I'm Rosie, a content admin who has served as an Online Ambassador and a host at the Teahouse as I believe in the power of mentoring, both here on wikipedia and IRL. While I am well traveled, mostly I split my time between homes in Northern California and Southern Nevada. What else? I collect old books and I'm a sometime painter. There's probably a cup of coffee within arm's reach and a cat close by.

My first edits created the article Book League of America; WikiProject Anthroponomy was my first wikiproject. I'm a cultural anthropologist at heart so the intersection of people, places, history, culture, ethnography, and language interests me. I worry that something notable will be lost to mankind if we don't create an article on its behalf. That probably makes me an Inclusionist but I resist the label. The bibliophile in me mines for hidden "gems" (people, places, things) in old books and creates articles to bring these topics to light.

Things I care about[edit]

  • Gender imbalance: Gender imbalance occurs at two levels at wikipedia, participation and content. There are fewer female editors than male.
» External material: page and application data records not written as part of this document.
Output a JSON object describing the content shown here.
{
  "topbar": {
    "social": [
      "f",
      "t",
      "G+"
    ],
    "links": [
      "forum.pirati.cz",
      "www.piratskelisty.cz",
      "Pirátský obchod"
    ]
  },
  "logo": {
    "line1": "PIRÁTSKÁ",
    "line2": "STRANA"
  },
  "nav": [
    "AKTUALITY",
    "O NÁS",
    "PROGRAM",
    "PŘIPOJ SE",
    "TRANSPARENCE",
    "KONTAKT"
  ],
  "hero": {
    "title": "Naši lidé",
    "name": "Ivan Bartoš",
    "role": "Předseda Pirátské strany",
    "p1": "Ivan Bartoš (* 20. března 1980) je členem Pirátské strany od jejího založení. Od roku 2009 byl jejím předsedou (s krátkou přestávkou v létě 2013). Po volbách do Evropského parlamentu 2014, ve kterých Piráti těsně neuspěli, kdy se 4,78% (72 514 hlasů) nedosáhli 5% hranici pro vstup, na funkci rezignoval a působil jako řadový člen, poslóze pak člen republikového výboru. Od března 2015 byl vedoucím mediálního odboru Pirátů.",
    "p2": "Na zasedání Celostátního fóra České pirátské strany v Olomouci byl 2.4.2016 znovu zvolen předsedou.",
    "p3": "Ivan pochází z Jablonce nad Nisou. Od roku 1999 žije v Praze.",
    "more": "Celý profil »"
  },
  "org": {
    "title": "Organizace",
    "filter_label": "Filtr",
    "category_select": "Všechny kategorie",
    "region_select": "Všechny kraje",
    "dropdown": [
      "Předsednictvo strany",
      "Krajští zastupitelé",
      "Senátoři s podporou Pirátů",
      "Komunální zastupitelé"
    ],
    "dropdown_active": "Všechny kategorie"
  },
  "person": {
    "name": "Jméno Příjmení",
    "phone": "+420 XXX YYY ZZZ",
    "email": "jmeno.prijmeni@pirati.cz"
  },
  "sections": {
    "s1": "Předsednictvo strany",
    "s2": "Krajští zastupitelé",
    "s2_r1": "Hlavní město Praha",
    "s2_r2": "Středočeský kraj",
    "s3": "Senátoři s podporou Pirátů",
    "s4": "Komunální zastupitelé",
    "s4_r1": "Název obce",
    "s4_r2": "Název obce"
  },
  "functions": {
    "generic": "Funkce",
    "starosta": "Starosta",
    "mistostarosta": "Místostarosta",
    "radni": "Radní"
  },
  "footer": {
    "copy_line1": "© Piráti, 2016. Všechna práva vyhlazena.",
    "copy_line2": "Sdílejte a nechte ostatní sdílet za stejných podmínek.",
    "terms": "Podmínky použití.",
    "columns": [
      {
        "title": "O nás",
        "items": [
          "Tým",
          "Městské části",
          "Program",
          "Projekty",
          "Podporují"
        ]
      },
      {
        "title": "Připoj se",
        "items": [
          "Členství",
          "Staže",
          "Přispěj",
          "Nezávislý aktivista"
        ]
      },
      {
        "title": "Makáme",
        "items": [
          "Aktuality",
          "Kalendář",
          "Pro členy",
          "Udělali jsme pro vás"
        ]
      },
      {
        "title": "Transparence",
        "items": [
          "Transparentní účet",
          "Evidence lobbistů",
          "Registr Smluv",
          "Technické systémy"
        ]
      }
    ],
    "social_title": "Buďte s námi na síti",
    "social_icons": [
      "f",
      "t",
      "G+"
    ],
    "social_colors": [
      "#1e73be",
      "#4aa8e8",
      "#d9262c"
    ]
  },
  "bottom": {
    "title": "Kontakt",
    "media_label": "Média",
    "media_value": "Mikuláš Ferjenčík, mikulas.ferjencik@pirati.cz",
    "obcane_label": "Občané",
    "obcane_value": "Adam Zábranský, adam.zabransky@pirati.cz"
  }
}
There are fewer women's biographies and topics related to women on wikipedia as compared to men's. A lot has been written about this issue,[1] and various studies have come up with differing statistics, with women representing (13% of the editors, according to this article and 9%, according to this one.
  • Systemic bias: With only about 3,000 "very active Wikipedians",[2] how can we counter systemic bias? One idea is to translate every reliably sourced article from every language wikipedia into every other language's wikipedia. Machine translation has a long way to go before its results are acceptable in creating an article for an encyclopedia. Having a degree of proficiency in French, Spanish, and maybe one or two other languages, an ongoing project of mine (and others) includes translation work from a foreign language wikipedias into English language articles.
  • Retaining editors: A number of good editors have left wikipedia, or curtailed their editing, because their conduct, motives or character were attacked. And the departures will continue unless we change how we interact. You'll find that I assume good faith in everyone, and I hope you do, too, as, after all, we are volunteers.

My participation in recognized content[edit]

Good Articles[edit]

GAN reviews
Current GA projects

Did You Know?[edit]

On September 19, 2007, I created an article on Kallawaya people. Another editor noticed it, nominated it at DYK, and a few days later, it appeared in the DYK section of the Main Page; it was my first DYK "credit". On September 18, 2013, my 1,000th contribution to DYK, Goaribari Island, appeared on the Main Page making me the third person --and first woman-- to reach this milestone. Here's what I had to say about that article on its DYK nomination page:

Some of you know that I am a cultural anthropologist at heart. I wanted to follow in the footsteps of Margaret Mead and study cultural anthropology at Barnard (my mom's alma mater), like Margaret did. I wanted to travel to Papua New Guinea and do research on its people, like Margaret did. But my dad said 'no' to majoring in anthropology -- he wanted something more practical for my university studies. So now, years later, I get to live the life of an armchair cultural anthropologist, writing articles about Goaribari Island and its cannibals. To all the girls out there with impractical dreams, this article is dedicated to you.

At a glance[edit]